|Hoerikwaggo – Simonstown to Smitswinkel April 2011|
It was a cool day with a slight breeze, ideal for hiking. Looking up from the start, the ascent to the top of Swartkop looks steep, but the zig zag path up from the mule track to the Blockhouse, makes the going reasonably easy. The path is good, although overgrown by stands of magnificent proteas in places. It is a bit steeper from the Blockhouse Gap (437m) to the highest point of the peak (678m). This was a good place to stop for tea, in a sheltered spot slightly down from the ridge.
The views from the top are quite stunning, overlooking Simon’s Town and False Bay on the one side and the Atlantic Ocean on the other. From the top there is a fairly sudden descent into the valley below and you can see the path stretch up on the other side. The path is clear and although it is steep, it is a reasonably easy walk, follow by a long slow trek up the other side. The views are changing constantly and the flora is wonderful, with some outstanding examples of both pink and white King Protea and plenty of sunbirds and sugarbirds around on the day.

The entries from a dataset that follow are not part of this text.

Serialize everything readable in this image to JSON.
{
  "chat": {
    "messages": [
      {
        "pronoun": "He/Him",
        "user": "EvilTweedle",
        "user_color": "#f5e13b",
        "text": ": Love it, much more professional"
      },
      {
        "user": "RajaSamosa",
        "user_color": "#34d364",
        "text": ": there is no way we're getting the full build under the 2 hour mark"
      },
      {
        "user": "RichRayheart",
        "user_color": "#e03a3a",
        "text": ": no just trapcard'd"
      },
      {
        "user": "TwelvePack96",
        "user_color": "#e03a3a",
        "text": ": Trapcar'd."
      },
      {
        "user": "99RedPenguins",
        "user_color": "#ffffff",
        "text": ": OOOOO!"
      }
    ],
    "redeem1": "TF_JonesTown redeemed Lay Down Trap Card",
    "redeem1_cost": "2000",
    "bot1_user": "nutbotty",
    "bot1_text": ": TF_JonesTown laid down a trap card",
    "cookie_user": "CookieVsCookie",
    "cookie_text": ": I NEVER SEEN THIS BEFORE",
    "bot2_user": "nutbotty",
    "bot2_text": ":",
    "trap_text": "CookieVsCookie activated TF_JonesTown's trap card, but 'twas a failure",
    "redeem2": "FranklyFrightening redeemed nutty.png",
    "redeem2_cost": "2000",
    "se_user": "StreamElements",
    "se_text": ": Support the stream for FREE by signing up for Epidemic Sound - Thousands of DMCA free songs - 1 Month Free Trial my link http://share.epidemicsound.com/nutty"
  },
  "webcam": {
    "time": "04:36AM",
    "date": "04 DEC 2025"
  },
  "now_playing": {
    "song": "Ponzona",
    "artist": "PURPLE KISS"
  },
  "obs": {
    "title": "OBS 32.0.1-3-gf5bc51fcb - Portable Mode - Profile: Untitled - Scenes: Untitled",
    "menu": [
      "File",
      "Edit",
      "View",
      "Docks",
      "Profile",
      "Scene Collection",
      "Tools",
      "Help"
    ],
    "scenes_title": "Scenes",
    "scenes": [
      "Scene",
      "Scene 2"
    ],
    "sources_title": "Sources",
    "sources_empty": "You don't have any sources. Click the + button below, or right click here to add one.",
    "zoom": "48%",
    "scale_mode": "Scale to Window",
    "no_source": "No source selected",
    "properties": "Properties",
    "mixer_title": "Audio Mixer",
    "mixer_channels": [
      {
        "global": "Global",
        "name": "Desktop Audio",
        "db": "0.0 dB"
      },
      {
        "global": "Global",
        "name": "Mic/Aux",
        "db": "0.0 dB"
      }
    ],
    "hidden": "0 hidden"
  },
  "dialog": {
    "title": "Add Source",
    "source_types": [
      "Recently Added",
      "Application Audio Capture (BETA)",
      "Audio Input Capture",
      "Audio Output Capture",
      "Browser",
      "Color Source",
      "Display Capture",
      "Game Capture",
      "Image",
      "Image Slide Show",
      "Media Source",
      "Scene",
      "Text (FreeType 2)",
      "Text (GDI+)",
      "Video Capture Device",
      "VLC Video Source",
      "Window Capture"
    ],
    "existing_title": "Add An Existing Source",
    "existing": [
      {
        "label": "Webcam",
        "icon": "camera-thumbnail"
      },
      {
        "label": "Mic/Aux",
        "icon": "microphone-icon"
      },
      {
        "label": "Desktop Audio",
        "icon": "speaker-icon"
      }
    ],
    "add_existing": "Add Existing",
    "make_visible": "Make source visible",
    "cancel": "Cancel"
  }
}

The path undulates up and down until the final short plateau provides a vista over the Cape of Good Hope Nature Reserve and beautiful view all the way to Cape Point. Just after this you start the very steep descent down to Smitswinkel Bay. The wind had come up a bit at this stage but we were able to find a sheltered spot to sit and admire the view and enjoy our lunch.
|Hoerikwaggo – Smitswinkel to Simonstown|
The path is good all the way down, although overgrown with proteas in places. You need to be careful as there are some places where you need to use both hands and feet. We took it fairly slowly and I was lucky to spot a Table Mountain Beauty butterfly that sat still just long enough for me to photograph. At the bottom there is a stand of huge protea bushes and the presence of the long tailed sugarbirds was particularly noticeable. The path ends at the superb Smitswinkel Bay tented camp. Although we were not staying overnight on this occasion it is certainly the most luxuriously appointed of the camps and well worth a visit.
For guided Table Mountain day hikes and overnight trails contact Frank: firstname.lastname@example.org